**Exercise aim:** Please copy each line of the records below that holds the word "Platform".
>>>
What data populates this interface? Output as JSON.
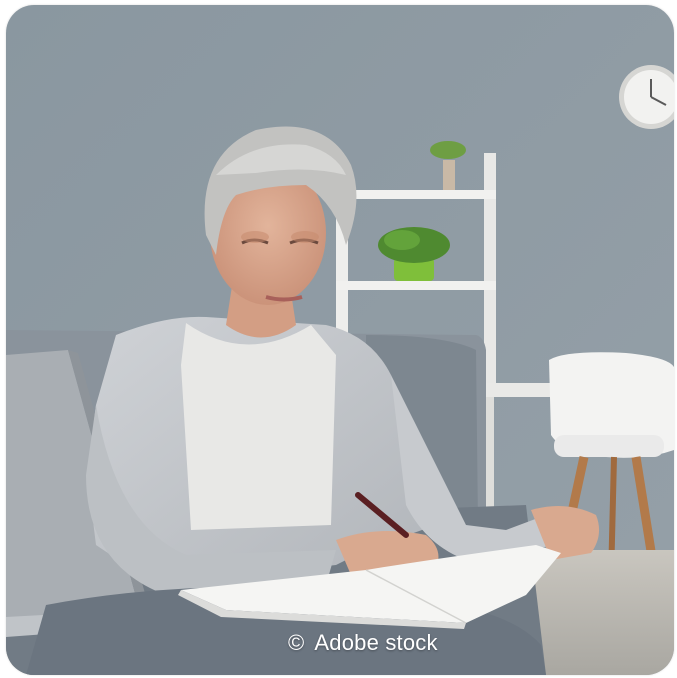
{
  "photo": {
    "subject": "photo-woman-writing-notes",
    "colors": {
      "wall": "#8e9aa3",
      "sofa": "#8b949d",
      "floor": "#b9b7b0",
      "shelf": "#f1f1ef",
      "chair": "#f4f4f4",
      "chair_legs": "#b27a4a",
      "plant": "#5d9a3a",
      "hair": "#bdbdbb",
      "skin": "#d9a98f",
      "cardigan": "#c3c6ca",
      "tshirt": "#e6e6e4",
      "laptop": "#aeb3b8",
      "notebook": "#f7f7f5",
      "pants": "#6c7680"
    }
  },
  "credit": {
    "symbol": "©",
    "text": "Adobe stock"
  }
}
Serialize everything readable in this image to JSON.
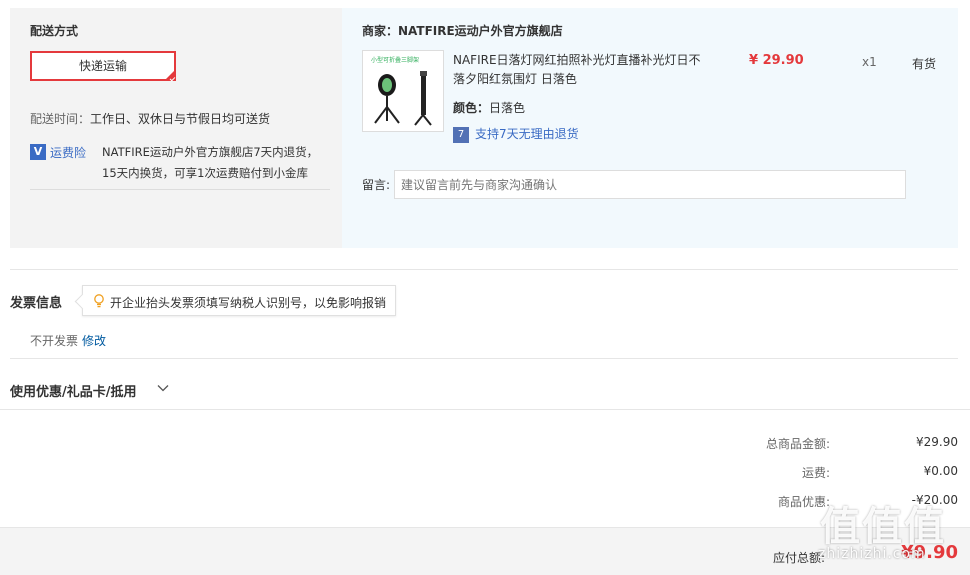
{
  "shipping": {
    "section_title": "配送方式",
    "option_label": "快递运输",
    "delivery_time_label": "配送时间：",
    "delivery_time_value": "工作日、双休日与节假日均可送货",
    "insurance_label": "运费险",
    "insurance_text": "NATFIRE运动户外官方旗舰店7天内退货，15天内换货，可享1次运费赔付到小金库"
  },
  "merchant": {
    "label": "商家：NATFIRE运动户外官方旗舰店"
  },
  "product": {
    "thumb_caption": "小型可折叠三脚架",
    "name": "NAFIRE日落灯网红拍照补光灯直播补光灯日不落夕阳红氛围灯 日落色",
    "price": "¥ 29.90",
    "quantity": "x1",
    "stock": "有货",
    "color_label": "颜色：",
    "color_value": "日落色",
    "return_icon": "7",
    "return_policy": "支持7天无理由退货"
  },
  "note": {
    "label": "留言:",
    "placeholder": "建议留言前先与商家沟通确认"
  },
  "invoice": {
    "title": "发票信息",
    "tip": "开企业抬头发票须填写纳税人识别号，以免影响报销",
    "status": "不开发票",
    "edit_label": "修改"
  },
  "coupon": {
    "label": "使用优惠/礼品卡/抵用"
  },
  "summary": {
    "total_label": "总商品金额:",
    "total_value": "¥29.90",
    "shipping_label": "运费:",
    "shipping_value": "¥0.00",
    "discount_label": "商品优惠:",
    "discount_value": "-¥20.00",
    "payable_label": "应付总额:",
    "payable_value": "¥9.90"
  },
  "watermark": {
    "logo": "值值值",
    "domain": "zhizhizhi.com"
  },
  "colors": {
    "accent": "#e4393c",
    "link": "#005aa0",
    "insurance_blue": "#3a6bc4"
  }
}
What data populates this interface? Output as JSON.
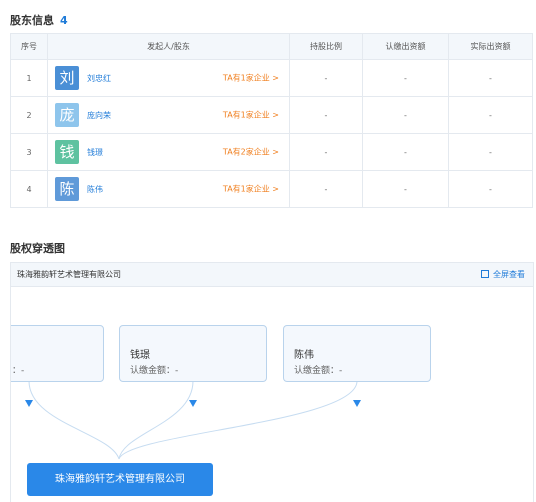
{
  "shareholders": {
    "title": "股东信息",
    "count": "4",
    "columns": [
      "序号",
      "发起人/股东",
      "持股比例",
      "认缴出资额",
      "实际出资额"
    ],
    "rows": [
      {
        "index": "1",
        "avatar_char": "刘",
        "avatar_color": "#4a8fd6",
        "name": "刘忠红",
        "ta_text": "TA有1家企业 >",
        "ratio": "-",
        "subscribed": "-",
        "paid": "-"
      },
      {
        "index": "2",
        "avatar_char": "庞",
        "avatar_color": "#8ec5ec",
        "name": "庞向荣",
        "ta_text": "TA有1家企业 >",
        "ratio": "-",
        "subscribed": "-",
        "paid": "-"
      },
      {
        "index": "3",
        "avatar_char": "钱",
        "avatar_color": "#5ec2a0",
        "name": "钱璟",
        "ta_text": "TA有2家企业 >",
        "ratio": "-",
        "subscribed": "-",
        "paid": "-"
      },
      {
        "index": "4",
        "avatar_char": "陈",
        "avatar_color": "#5f9ad9",
        "name": "陈伟",
        "ta_text": "TA有1家企业 >",
        "ratio": "-",
        "subscribed": "-",
        "paid": "-"
      }
    ]
  },
  "equity": {
    "title": "股权穿透图",
    "company": "珠海雅韵轩艺术管理有限公司",
    "fullscreen_label": "全屏查看",
    "nodes": [
      {
        "name": "",
        "amount": "：-"
      },
      {
        "name": "钱璟",
        "amount": "认缴金额：-"
      },
      {
        "name": "陈伟",
        "amount": "认缴金额：-"
      }
    ],
    "target": "珠海雅韵轩艺术管理有限公司"
  },
  "colors": {
    "accent": "#1f7bd8",
    "link_orange": "#f07f1f",
    "header_bg": "#f3f7fb"
  }
}
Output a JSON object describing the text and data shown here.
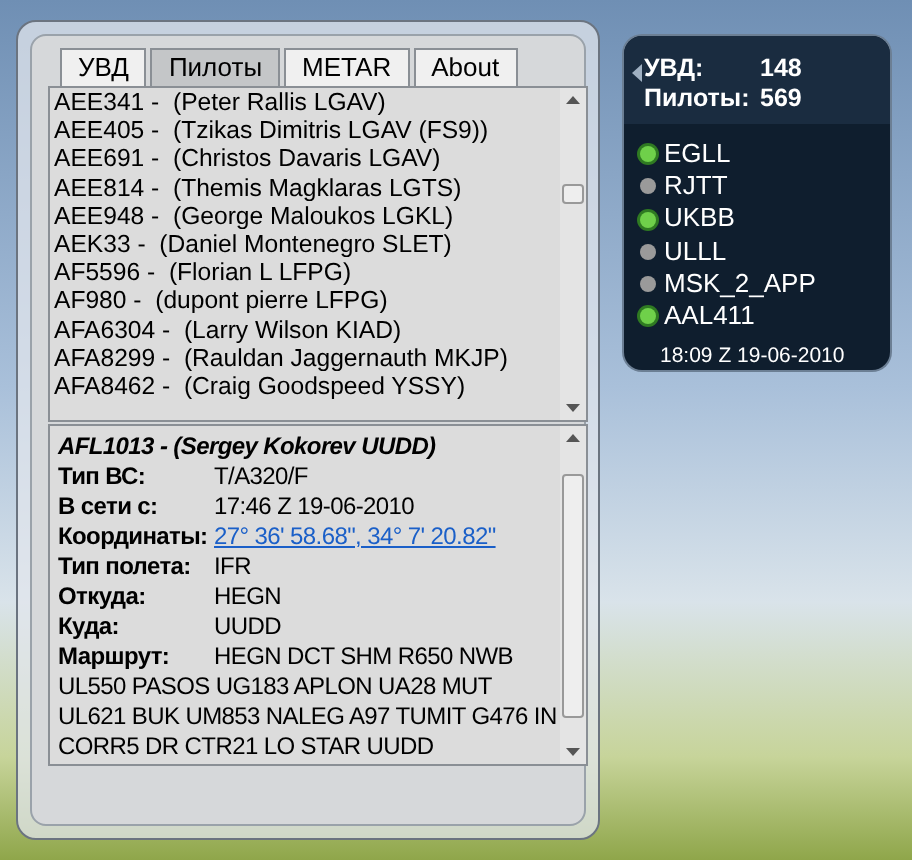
{
  "tabs": [
    {
      "label": "УВД",
      "selected": false
    },
    {
      "label": "Пилоты",
      "selected": true
    },
    {
      "label": "METAR",
      "selected": false
    },
    {
      "label": "About",
      "selected": false
    }
  ],
  "pilots": [
    {
      "callsign": "AEE341 -",
      "name": "(Peter Rallis LGAV)"
    },
    {
      "callsign": "AEE405 -",
      "name": "(Tzikas Dimitris LGAV (FS9))"
    },
    {
      "callsign": "AEE691 -",
      "name": "(Christos Davaris LGAV)"
    },
    {
      "callsign": "AEE814 -",
      "name": "(Themis Magklaras LGTS)"
    },
    {
      "callsign": "AEE948 -",
      "name": "(George Maloukos LGKL)"
    },
    {
      "callsign": "AEK33 -",
      "name": "(Daniel Montenegro SLET)"
    },
    {
      "callsign": "AF5596 -",
      "name": "(Florian L LFPG)"
    },
    {
      "callsign": "AF980 -",
      "name": "(dupont pierre LFPG)"
    },
    {
      "callsign": "AFA6304 -",
      "name": "(Larry Wilson KIAD)"
    },
    {
      "callsign": "AFA8299 -",
      "name": "(Rauldan Jaggernauth MKJP)"
    },
    {
      "callsign": "AFA8462 -",
      "name": "(Craig Goodspeed YSSY)"
    }
  ],
  "details": {
    "heading": "AFL1013 -  (Sergey Kokorev UUDD)",
    "fields": [
      {
        "label": "Тип ВС:",
        "value": "T/A320/F",
        "kind": "text"
      },
      {
        "label": "В сети с:",
        "value": "17:46 Z   19-06-2010",
        "kind": "text"
      },
      {
        "label": "Координаты:",
        "value": "27° 36' 58.68\", 34° 7' 20.82\"",
        "kind": "link"
      },
      {
        "label": "Тип полета:",
        "value": "IFR",
        "kind": "text"
      },
      {
        "label": "Откуда:",
        "value": "HEGN",
        "kind": "text"
      },
      {
        "label": "Куда:",
        "value": "UUDD",
        "kind": "text"
      },
      {
        "label": "Маршрут:",
        "value": "HEGN DCT SHM R650 NWB",
        "kind": "text"
      }
    ],
    "route_continuation": "UL550 PASOS UG183 APLON UA28 MUT UL621 BUK UM853 NALEG A97 TUMIT G476 IN CORR5 DR CTR21 LO STAR UUDD"
  },
  "gadget": {
    "stats": [
      {
        "label": "УВД:",
        "value": "148"
      },
      {
        "label": "Пилоты:",
        "value": "569"
      }
    ],
    "watch": [
      {
        "name": "EGLL",
        "on": true
      },
      {
        "name": "RJTT",
        "on": false
      },
      {
        "name": "UKBB",
        "on": true
      },
      {
        "name": "ULLL",
        "on": false
      },
      {
        "name": "MSK_2_APP",
        "on": false
      },
      {
        "name": "AAL411",
        "on": true
      }
    ],
    "updated": "18:09 Z   19-06-2010"
  }
}
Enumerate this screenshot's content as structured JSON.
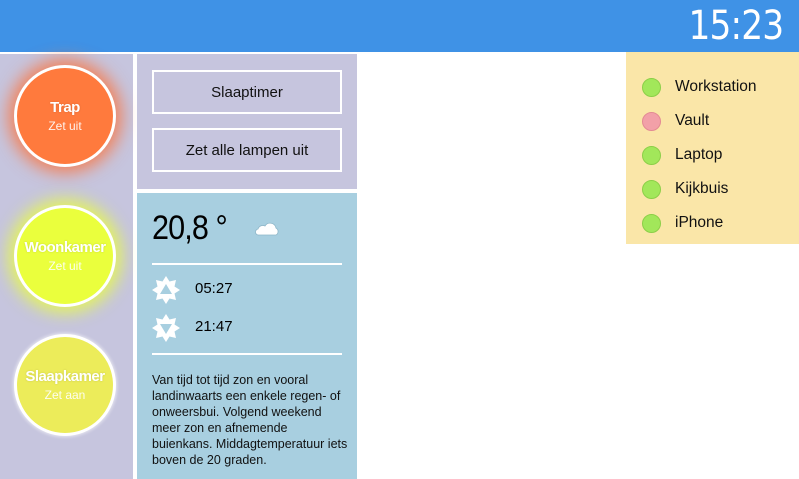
{
  "header": {
    "clock": "15:23",
    "color": "#3f92e6"
  },
  "lamps": [
    {
      "name": "Trap",
      "state": "Zet uit",
      "color": "#ff7a3d",
      "on": true
    },
    {
      "name": "Woonkamer",
      "state": "Zet uit",
      "color": "#eaff3d",
      "on": true
    },
    {
      "name": "Slaapkamer",
      "state": "Zet aan",
      "color": "#ecec5a",
      "on": false
    }
  ],
  "controls": {
    "sleep_timer_label": "Slaaptimer",
    "all_off_label": "Zet alle lampen uit"
  },
  "weather": {
    "temperature": "20,8 °",
    "condition_icon": "cloud-icon",
    "sunrise": "05:27",
    "sunset": "21:47",
    "forecast": "Van tijd tot tijd zon en vooral landinwaarts een enkele regen- of onweersbui. Volgend weekend meer zon en afnemende buienkans. Middagtemperatuur iets boven de 20 graden."
  },
  "devices": [
    {
      "name": "Workstation",
      "status": "online"
    },
    {
      "name": "Vault",
      "status": "offline"
    },
    {
      "name": "Laptop",
      "status": "online"
    },
    {
      "name": "Kijkbuis",
      "status": "online"
    },
    {
      "name": "iPhone",
      "status": "online"
    }
  ]
}
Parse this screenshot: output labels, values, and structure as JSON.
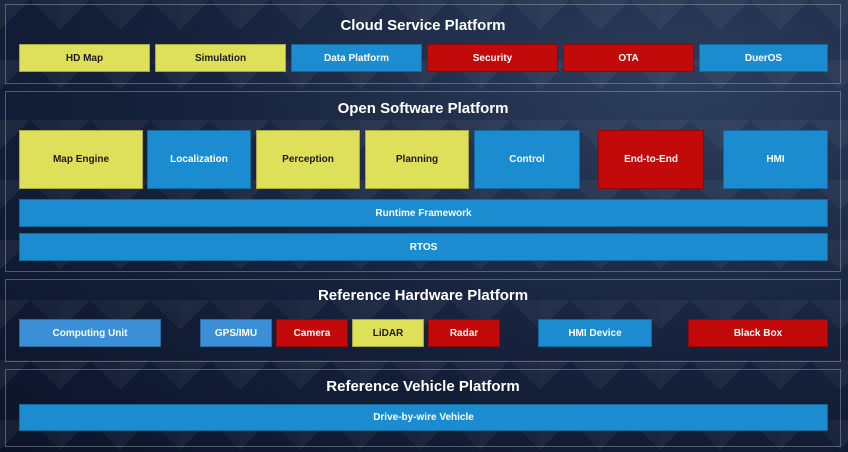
{
  "cloud": {
    "title": "Cloud Service Platform",
    "items": [
      "HD Map",
      "Simulation",
      "Data Platform",
      "Security",
      "OTA",
      "DuerOS"
    ]
  },
  "software": {
    "title": "Open Software Platform",
    "modules": [
      "Map Engine",
      "Localization",
      "Perception",
      "Planning",
      "Control",
      "End-to-End",
      "HMI"
    ],
    "runtime": "Runtime Framework",
    "rtos": "RTOS"
  },
  "hardware": {
    "title": "Reference Hardware Platform",
    "items": [
      "Computing Unit",
      "GPS/IMU",
      "Camera",
      "LiDAR",
      "Radar",
      "HMI Device",
      "Black Box"
    ]
  },
  "vehicle": {
    "title": "Reference Vehicle Platform",
    "item": "Drive-by-wire Vehicle"
  },
  "colors": {
    "yellow": "#dfe05a",
    "blue": "#1b8ccf",
    "red": "#c20a0a"
  }
}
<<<
**Task result:**
    "title": "Cloud Service Platform",
      "Data Platform",
    "title": "Open Software Platform",
    "title": "Reference Hardware Platform",
    "title": "Reference Vehicle Platform",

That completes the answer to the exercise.